## WHAT NEEDS TO BE DONE
The records below should be printed once more, exactly as they appear.

## DATA UNDER STUDY
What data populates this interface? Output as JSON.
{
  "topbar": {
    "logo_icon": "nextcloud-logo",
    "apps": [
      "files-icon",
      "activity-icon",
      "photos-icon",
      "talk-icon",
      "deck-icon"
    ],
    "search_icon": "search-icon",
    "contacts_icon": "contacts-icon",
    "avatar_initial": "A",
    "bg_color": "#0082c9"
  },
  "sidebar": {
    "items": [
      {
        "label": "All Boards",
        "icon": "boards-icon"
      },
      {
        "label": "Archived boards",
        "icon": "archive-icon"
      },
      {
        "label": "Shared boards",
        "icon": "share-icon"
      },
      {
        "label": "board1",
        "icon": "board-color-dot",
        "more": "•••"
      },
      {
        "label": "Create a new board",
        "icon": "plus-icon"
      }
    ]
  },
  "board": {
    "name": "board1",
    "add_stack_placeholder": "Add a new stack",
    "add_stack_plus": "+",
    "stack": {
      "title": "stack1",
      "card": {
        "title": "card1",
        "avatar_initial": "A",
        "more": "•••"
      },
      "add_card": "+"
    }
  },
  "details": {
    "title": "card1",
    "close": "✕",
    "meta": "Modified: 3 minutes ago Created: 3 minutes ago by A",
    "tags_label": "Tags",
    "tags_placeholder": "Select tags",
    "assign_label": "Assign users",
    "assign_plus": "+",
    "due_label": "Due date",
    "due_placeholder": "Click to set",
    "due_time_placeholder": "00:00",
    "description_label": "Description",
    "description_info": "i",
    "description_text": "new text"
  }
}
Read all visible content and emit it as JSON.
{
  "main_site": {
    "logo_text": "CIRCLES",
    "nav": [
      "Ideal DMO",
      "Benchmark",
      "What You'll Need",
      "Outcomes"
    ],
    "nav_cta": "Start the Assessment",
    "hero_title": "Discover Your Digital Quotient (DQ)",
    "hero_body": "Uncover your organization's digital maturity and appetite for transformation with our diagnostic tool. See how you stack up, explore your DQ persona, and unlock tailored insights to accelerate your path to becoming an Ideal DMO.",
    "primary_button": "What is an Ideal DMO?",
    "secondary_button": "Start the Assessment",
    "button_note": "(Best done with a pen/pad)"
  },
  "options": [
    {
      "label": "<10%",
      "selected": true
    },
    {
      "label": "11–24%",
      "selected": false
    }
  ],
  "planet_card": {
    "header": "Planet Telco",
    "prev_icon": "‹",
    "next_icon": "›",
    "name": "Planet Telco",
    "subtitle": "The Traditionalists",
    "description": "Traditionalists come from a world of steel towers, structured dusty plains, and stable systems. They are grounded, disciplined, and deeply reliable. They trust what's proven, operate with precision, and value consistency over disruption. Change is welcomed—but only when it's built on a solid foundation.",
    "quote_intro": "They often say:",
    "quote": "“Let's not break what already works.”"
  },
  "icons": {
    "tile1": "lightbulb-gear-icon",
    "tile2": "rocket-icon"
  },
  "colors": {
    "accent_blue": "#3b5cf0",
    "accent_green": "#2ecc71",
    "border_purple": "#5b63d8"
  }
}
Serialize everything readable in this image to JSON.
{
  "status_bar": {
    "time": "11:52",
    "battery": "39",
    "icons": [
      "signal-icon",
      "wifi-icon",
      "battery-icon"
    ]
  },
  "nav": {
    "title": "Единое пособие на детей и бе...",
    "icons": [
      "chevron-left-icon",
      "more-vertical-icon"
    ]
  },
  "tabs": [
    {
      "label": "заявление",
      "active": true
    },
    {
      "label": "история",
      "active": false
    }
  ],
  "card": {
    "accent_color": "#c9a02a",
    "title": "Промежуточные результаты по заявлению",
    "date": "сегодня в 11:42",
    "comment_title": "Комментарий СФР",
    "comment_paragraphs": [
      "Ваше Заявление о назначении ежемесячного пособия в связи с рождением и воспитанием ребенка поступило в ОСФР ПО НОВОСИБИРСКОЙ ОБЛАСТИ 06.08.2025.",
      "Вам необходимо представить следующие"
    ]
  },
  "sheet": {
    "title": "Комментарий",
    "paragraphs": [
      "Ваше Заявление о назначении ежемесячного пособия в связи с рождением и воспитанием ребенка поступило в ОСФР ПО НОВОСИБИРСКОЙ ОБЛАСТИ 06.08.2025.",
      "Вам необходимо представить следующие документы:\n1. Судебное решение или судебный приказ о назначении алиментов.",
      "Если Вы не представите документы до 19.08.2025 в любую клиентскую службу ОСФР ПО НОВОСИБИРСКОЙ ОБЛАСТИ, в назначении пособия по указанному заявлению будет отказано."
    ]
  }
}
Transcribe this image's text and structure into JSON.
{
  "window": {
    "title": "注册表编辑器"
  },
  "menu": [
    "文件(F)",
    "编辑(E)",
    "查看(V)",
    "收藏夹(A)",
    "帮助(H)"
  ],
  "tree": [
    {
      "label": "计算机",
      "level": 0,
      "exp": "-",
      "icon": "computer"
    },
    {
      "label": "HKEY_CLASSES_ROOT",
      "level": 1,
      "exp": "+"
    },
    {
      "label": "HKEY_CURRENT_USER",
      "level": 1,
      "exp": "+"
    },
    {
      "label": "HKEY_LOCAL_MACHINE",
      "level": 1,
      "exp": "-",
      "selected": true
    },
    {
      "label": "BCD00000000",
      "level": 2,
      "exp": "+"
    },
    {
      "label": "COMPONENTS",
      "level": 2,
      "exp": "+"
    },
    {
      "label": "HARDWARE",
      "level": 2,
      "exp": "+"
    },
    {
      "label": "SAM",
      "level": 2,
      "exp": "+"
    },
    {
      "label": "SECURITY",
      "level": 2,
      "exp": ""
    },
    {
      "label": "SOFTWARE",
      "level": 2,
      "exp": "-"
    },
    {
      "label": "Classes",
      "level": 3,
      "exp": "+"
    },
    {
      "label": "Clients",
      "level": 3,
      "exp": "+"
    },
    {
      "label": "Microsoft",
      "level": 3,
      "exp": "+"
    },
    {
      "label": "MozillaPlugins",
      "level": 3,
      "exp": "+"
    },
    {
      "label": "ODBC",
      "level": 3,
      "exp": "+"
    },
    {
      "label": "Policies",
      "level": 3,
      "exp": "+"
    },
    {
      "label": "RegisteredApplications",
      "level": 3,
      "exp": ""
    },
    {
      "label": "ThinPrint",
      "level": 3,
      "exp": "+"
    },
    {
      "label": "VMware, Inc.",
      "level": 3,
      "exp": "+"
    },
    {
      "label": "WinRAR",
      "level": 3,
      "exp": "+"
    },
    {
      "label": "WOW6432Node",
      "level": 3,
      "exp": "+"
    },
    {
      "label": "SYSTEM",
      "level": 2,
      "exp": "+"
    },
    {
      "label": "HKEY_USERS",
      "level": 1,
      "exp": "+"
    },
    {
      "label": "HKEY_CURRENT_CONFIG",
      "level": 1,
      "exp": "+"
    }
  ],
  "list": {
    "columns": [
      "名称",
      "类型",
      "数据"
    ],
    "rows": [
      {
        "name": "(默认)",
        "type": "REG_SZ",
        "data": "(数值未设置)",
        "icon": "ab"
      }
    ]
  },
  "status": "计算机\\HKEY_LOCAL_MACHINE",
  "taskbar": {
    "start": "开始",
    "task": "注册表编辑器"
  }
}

## TASK RESPONSE
What data populates this interface? Output as JSON.
{
  "topbar": {
    "logo_icon": "nextcloud-logo",
    "apps": [
      "files-icon",
      "activity-icon",
      "photos-icon",
      "talk-icon",
      "deck-icon"
    ],
    "search_icon": "search-icon",
    "contacts_icon": "contacts-icon",
    "avatar_initial": "A",
    "bg_color": "#0082c9"
  },
  "sidebar": {
    "items": [
      {
        "label": "All Boards",
        "icon": "boards-icon"
      },
      {
        "label": "Archived boards",
        "icon": "archive-icon"
      },
      {
        "label": "Shared boards",
        "icon": "share-icon"
      },
      {
        "label": "board1",
        "icon": "board-color-dot",
        "more": "•••"
      },
      {
        "label": "Create a new board",
        "icon": "plus-icon"
      }
    ]
  },
  "board": {
    "name": "board1",
    "add_stack_placeholder": "Add a new stack",
    "add_stack_plus": "+",
    "stack": {
      "title": "stack1",
      "card": {
        "title": "card1",
        "avatar_initial": "A",
        "more": "•••"
      },
      "add_card": "+"
    }
  },
  "details": {
    "title": "card1",
    "close": "✕",
    "meta": "Modified: 3 minutes ago Created: 3 minutes ago by A",
    "tags_label": "Tags",
    "tags_placeholder": "Select tags",
    "assign_label": "Assign users",
    "assign_plus": "+",
    "due_label": "Due date",
    "due_placeholder": "Click to set",
    "due_time_placeholder": "00:00",
    "description_label": "Description",
    "description_info": "i",
    "description_text": "new text"
  }
}
Read all visible content and emit it as JSON.
{
  "main_site": {
    "logo_text": "CIRCLES",
    "nav": [
      "Ideal DMO",
      "Benchmark",
      "What You'll Need",
      "Outcomes"
    ],
    "nav_cta": "Start the Assessment",
    "hero_title": "Discover Your Digital Quotient (DQ)",
    "hero_body": "Uncover your organization's digital maturity and appetite for transformation with our diagnostic tool. See how you stack up, explore your DQ persona, and unlock tailored insights to accelerate your path to becoming an Ideal DMO.",
    "primary_button": "What is an Ideal DMO?",
    "secondary_button": "Start the Assessment",
    "button_note": "(Best done with a pen/pad)"
  },
  "options": [
    {
      "label": "<10%",
      "selected": true
    },
    {
      "label": "11–24%",
      "selected": false
    }
  ],
  "planet_card": {
    "header": "Planet Telco",
    "prev_icon": "‹",
    "next_icon": "›",
    "name": "Planet Telco",
    "subtitle": "The Traditionalists",
    "description": "Traditionalists come from a world of steel towers, structured dusty plains, and stable systems. They are grounded, disciplined, and deeply reliable. They trust what's proven, operate with precision, and value consistency over disruption. Change is welcomed—but only when it's built on a solid foundation.",
    "quote_intro": "They often say:",
    "quote": "“Let's not break what already works.”"
  },
  "icons": {
    "tile1": "lightbulb-gear-icon",
    "tile2": "rocket-icon"
  },
  "colors": {
    "accent_blue": "#3b5cf0",
    "accent_green": "#2ecc71",
    "border_purple": "#5b63d8"
  }
}
Serialize everything readable in this image to JSON.
{
  "status_bar": {
    "time": "11:52",
    "battery": "39",
    "icons": [
      "signal-icon",
      "wifi-icon",
      "battery-icon"
    ]
  },
  "nav": {
    "title": "Единое пособие на детей и бе...",
    "icons": [
      "chevron-left-icon",
      "more-vertical-icon"
    ]
  },
  "tabs": [
    {
      "label": "заявление",
      "active": true
    },
    {
      "label": "история",
      "active": false
    }
  ],
  "card": {
    "accent_color": "#c9a02a",
    "title": "Промежуточные результаты по заявлению",
    "date": "сегодня в 11:42",
    "comment_title": "Комментарий СФР",
    "comment_paragraphs": [
      "Ваше Заявление о назначении ежемесячного пособия в связи с рождением и воспитанием ребенка поступило в ОСФР ПО НОВОСИБИРСКОЙ ОБЛАСТИ 06.08.2025.",
      "Вам необходимо представить следующие"
    ]
  },
  "sheet": {
    "title": "Комментарий",
    "paragraphs": [
      "Ваше Заявление о назначении ежемесячного пособия в связи с рождением и воспитанием ребенка поступило в ОСФР ПО НОВОСИБИРСКОЙ ОБЛАСТИ 06.08.2025.",
      "Вам необходимо представить следующие документы:\n1. Судебное решение или судебный приказ о назначении алиментов.",
      "Если Вы не представите документы до 19.08.2025 в любую клиентскую службу ОСФР ПО НОВОСИБИРСКОЙ ОБЛАСТИ, в назначении пособия по указанному заявлению будет отказано."
    ]
  }
}
Transcribe this image's text and structure into JSON.
{
  "window": {
    "title": "注册表编辑器"
  },
  "menu": [
    "文件(F)",
    "编辑(E)",
    "查看(V)",
    "收藏夹(A)",
    "帮助(H)"
  ],
  "tree": [
    {
      "label": "计算机",
      "level": 0,
      "exp": "-",
      "icon": "computer"
    },
    {
      "label": "HKEY_CLASSES_ROOT",
      "level": 1,
      "exp": "+"
    },
    {
      "label": "HKEY_CURRENT_USER",
      "level": 1,
      "exp": "+"
    },
    {
      "label": "HKEY_LOCAL_MACHINE",
      "level": 1,
      "exp": "-",
      "selected": true
    },
    {
      "label": "BCD00000000",
      "level": 2,
      "exp": "+"
    },
    {
      "label": "COMPONENTS",
      "level": 2,
      "exp": "+"
    },
    {
      "label": "HARDWARE",
      "level": 2,
      "exp": "+"
    },
    {
      "label": "SAM",
      "level": 2,
      "exp": "+"
    },
    {
      "label": "SECURITY",
      "level": 2,
      "exp": ""
    },
    {
      "label": "SOFTWARE",
      "level": 2,
      "exp": "-"
    },
    {
      "label": "Classes",
      "level": 3,
      "exp": "+"
    },
    {
      "label": "Clients",
      "level": 3,
      "exp": "+"
    },
    {
      "label": "Microsoft",
      "level": 3,
      "exp": "+"
    },
    {
      "label": "MozillaPlugins",
      "level": 3,
      "exp": "+"
    },
    {
      "label": "ODBC",
      "level": 3,
      "exp": "+"
    },
    {
      "label": "Policies",
      "level": 3,
      "exp": "+"
    },
    {
      "label": "RegisteredApplications",
      "level": 3,
      "exp": ""
    },
    {
      "label": "ThinPrint",
      "level": 3,
      "exp": "+"
    },
    {
      "label": "VMware, Inc.",
      "level": 3,
      "exp": "+"
    },
    {
      "label": "WinRAR",
      "level": 3,
      "exp": "+"
    },
    {
      "label": "WOW6432Node",
      "level": 3,
      "exp": "+"
    },
    {
      "label": "SYSTEM",
      "level": 2,
      "exp": "+"
    },
    {
      "label": "HKEY_USERS",
      "level": 1,
      "exp": "+"
    },
    {
      "label": "HKEY_CURRENT_CONFIG",
      "level": 1,
      "exp": "+"
    }
  ],
  "list": {
    "columns": [
      "名称",
      "类型",
      "数据"
    ],
    "rows": [
      {
        "name": "(默认)",
        "type": "REG_SZ",
        "data": "(数值未设置)",
        "icon": "ab"
      }
    ]
  },
  "status": "计算机\\HKEY_LOCAL_MACHINE",
  "taskbar": {
    "start": "开始",
    "task": "注册表编辑器"
  }
}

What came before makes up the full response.